TASK DIRECTIONS:
Using the entries that follow, please report how many lines contain the word "true", with no other words.

Dataset rows describing interfaces:
┌──

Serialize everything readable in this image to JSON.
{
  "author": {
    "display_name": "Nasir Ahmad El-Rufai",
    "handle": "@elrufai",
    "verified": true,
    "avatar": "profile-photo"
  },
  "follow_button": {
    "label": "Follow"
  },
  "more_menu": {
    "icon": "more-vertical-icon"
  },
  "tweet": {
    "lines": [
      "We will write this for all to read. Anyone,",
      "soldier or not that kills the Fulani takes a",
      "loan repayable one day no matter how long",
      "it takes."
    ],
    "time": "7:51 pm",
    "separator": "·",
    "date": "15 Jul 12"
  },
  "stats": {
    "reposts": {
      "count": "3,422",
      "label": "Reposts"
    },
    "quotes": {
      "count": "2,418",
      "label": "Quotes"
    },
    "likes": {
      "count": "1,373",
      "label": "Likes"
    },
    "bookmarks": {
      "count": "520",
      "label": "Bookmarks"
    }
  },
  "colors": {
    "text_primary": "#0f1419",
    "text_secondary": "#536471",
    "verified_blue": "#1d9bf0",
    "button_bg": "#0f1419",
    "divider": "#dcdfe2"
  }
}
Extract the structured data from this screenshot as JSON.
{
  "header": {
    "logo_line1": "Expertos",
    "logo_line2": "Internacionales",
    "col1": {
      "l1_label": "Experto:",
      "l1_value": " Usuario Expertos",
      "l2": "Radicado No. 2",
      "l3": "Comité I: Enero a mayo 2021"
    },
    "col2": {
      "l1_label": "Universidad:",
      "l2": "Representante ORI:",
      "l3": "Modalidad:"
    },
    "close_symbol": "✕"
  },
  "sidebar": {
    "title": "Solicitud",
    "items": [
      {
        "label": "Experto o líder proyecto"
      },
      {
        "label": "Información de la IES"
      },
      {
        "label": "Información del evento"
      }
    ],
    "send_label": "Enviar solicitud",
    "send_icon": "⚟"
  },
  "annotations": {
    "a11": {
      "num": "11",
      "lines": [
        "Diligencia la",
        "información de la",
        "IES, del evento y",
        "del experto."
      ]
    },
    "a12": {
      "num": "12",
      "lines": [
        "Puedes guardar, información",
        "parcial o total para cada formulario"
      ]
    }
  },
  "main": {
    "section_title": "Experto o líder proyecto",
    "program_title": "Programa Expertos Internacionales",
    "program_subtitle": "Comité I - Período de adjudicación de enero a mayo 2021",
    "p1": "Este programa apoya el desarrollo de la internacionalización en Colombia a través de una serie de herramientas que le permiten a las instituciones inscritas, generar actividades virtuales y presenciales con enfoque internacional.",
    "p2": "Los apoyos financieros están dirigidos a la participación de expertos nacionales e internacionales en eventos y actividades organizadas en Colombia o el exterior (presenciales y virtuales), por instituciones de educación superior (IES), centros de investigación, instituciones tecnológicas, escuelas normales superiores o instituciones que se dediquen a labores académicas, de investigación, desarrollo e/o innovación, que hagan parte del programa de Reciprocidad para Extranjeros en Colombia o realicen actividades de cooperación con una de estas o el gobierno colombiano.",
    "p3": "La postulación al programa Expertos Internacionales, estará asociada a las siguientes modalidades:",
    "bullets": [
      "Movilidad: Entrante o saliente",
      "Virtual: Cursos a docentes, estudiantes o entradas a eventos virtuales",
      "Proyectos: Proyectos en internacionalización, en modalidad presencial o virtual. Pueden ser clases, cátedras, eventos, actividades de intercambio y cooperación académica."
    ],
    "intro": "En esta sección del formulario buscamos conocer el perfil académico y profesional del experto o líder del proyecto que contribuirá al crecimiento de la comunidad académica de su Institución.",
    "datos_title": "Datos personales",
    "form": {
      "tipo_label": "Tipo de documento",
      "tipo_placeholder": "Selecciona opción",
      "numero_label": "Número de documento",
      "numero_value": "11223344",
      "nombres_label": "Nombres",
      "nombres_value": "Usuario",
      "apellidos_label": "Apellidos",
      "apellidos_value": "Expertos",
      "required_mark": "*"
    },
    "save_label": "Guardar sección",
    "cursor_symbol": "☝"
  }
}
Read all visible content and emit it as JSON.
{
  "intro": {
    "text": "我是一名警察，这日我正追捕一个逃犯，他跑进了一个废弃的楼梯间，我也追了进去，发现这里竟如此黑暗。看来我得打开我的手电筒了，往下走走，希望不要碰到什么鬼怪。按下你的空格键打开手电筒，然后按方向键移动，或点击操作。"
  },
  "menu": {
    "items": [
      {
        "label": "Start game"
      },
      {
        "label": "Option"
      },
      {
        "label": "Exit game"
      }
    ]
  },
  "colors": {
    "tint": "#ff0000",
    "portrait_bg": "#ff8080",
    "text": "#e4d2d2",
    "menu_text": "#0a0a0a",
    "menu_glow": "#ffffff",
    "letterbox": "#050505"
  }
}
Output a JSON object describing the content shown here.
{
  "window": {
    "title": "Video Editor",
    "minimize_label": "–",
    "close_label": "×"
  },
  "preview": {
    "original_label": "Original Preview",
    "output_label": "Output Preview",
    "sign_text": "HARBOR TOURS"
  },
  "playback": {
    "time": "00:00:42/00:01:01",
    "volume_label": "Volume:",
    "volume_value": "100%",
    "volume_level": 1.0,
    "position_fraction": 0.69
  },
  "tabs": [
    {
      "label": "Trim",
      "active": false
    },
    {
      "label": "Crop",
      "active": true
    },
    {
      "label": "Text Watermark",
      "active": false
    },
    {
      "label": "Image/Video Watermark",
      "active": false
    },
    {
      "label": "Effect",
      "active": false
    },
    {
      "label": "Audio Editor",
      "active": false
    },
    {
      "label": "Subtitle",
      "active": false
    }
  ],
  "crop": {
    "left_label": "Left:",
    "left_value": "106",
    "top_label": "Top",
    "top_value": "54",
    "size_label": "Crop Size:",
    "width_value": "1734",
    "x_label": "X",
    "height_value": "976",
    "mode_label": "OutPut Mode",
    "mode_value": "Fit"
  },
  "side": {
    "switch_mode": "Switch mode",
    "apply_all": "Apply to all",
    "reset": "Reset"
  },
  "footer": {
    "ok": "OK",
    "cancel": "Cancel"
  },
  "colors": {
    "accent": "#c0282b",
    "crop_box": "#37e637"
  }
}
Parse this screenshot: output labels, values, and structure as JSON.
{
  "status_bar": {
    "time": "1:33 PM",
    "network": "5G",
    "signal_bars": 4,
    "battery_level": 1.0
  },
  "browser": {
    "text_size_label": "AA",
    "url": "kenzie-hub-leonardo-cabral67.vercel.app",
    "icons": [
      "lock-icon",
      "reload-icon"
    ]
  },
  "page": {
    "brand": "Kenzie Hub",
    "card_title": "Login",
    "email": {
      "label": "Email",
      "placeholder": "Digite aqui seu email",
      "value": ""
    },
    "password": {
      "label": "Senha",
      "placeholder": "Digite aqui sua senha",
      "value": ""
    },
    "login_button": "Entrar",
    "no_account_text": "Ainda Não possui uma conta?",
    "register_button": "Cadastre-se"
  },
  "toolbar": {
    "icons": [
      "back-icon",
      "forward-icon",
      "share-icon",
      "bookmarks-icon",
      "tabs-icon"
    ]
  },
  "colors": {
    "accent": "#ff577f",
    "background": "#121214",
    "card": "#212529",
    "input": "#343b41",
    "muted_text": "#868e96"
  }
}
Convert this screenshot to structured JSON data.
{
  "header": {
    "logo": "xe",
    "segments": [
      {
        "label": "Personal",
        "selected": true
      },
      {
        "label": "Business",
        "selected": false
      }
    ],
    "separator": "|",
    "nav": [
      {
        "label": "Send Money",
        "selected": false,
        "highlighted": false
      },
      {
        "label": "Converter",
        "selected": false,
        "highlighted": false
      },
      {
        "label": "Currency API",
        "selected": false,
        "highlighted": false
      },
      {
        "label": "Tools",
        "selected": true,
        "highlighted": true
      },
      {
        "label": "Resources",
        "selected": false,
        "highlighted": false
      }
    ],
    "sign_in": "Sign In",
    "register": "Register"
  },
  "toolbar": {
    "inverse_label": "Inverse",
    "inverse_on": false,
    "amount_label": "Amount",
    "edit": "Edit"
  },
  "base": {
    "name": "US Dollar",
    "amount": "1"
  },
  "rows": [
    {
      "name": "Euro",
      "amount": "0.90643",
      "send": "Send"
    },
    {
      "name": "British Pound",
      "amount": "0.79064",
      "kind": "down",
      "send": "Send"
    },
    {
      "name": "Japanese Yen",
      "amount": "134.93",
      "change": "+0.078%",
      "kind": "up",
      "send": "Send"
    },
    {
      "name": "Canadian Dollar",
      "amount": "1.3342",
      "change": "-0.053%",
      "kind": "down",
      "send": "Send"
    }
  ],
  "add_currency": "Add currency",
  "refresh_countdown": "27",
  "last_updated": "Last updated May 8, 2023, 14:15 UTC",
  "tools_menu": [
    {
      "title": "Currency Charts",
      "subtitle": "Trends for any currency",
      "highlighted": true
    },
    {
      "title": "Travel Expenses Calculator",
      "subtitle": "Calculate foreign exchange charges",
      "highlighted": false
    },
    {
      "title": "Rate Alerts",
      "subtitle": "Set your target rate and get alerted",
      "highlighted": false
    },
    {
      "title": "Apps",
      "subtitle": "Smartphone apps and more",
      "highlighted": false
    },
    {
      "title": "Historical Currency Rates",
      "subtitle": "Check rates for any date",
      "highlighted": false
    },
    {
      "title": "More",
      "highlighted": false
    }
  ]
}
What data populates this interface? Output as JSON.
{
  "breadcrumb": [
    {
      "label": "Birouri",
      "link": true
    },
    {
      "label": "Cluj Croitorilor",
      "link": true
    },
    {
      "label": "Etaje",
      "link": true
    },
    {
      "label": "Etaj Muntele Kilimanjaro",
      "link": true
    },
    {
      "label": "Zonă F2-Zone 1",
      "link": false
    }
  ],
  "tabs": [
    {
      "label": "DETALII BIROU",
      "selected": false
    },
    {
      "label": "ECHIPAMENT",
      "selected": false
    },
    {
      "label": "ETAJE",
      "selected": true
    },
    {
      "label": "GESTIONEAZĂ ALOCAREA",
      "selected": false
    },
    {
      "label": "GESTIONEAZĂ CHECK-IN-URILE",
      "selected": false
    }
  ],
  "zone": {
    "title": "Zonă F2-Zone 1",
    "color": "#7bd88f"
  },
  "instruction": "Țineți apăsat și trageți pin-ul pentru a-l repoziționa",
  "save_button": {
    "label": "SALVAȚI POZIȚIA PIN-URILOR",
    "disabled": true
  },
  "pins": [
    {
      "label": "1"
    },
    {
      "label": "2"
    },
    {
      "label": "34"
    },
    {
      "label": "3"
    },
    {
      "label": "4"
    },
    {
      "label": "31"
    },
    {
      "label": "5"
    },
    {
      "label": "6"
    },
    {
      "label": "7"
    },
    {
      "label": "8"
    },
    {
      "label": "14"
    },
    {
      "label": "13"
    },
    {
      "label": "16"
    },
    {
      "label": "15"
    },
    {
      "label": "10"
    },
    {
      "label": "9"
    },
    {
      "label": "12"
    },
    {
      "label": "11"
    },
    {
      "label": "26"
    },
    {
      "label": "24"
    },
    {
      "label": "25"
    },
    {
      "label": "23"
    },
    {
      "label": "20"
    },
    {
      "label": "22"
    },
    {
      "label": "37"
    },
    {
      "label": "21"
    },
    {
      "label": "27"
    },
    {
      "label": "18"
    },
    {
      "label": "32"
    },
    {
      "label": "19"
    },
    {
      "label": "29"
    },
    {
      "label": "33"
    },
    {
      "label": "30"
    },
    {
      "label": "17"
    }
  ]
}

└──

ANSWER TO THIS TASK:
12